### Task details
In the records that follow, find each line containing "this" and copy it.

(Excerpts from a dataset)
- - -
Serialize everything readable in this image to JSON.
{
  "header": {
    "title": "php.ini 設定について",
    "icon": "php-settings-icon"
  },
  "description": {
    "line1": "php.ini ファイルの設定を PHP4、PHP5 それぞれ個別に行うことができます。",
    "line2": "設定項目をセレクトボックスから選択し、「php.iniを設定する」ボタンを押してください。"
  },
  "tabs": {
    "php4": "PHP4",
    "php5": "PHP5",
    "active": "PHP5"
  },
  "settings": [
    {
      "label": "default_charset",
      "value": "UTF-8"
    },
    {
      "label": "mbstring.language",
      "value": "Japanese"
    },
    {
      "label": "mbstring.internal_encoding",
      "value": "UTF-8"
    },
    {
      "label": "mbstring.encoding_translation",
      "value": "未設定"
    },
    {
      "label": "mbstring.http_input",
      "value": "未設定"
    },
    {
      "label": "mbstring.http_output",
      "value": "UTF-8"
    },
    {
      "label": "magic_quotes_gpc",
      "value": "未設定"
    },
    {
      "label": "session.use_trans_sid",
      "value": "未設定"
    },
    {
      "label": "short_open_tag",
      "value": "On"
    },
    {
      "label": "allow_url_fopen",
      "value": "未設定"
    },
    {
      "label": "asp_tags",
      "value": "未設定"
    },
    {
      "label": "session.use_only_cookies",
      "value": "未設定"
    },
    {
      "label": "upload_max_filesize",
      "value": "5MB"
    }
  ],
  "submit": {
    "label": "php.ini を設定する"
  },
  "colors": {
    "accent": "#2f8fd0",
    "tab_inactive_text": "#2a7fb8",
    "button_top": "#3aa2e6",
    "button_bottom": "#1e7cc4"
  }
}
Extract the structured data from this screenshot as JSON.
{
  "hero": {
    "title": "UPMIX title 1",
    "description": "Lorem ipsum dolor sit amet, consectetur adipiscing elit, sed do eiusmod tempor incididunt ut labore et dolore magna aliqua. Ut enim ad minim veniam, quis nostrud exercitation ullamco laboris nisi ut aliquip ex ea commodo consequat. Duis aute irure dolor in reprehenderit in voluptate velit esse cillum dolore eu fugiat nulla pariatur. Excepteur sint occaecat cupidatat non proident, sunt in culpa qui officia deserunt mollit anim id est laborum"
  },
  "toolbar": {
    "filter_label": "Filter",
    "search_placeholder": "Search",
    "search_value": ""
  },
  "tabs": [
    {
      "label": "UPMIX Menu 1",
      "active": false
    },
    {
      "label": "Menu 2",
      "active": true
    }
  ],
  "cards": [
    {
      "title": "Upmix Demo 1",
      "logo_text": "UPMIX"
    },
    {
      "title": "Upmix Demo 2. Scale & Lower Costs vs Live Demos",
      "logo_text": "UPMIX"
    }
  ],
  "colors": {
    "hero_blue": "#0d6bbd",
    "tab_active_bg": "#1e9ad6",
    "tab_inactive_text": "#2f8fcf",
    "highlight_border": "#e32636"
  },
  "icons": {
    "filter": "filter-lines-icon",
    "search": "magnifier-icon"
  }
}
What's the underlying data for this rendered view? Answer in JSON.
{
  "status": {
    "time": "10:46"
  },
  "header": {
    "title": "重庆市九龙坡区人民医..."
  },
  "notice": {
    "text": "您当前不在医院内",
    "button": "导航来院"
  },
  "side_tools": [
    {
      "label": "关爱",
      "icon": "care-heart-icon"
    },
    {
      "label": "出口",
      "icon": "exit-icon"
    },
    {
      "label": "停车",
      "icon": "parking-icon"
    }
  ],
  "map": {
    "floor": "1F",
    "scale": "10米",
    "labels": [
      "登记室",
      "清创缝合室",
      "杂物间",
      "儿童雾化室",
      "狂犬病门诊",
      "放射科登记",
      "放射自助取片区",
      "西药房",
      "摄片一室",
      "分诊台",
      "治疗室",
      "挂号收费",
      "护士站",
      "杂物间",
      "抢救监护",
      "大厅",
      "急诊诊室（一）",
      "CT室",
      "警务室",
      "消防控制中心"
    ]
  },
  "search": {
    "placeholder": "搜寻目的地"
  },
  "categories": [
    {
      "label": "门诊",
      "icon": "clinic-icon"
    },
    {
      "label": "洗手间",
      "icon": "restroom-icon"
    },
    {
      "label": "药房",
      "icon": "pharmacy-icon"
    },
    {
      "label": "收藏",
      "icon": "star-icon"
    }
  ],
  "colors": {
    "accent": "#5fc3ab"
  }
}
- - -
### Finished task
Serialize everything readable in this image to JSON.
Extract the structured data from this screenshot as JSON.
What's the underlying data for this rendered view? Answer in JSON.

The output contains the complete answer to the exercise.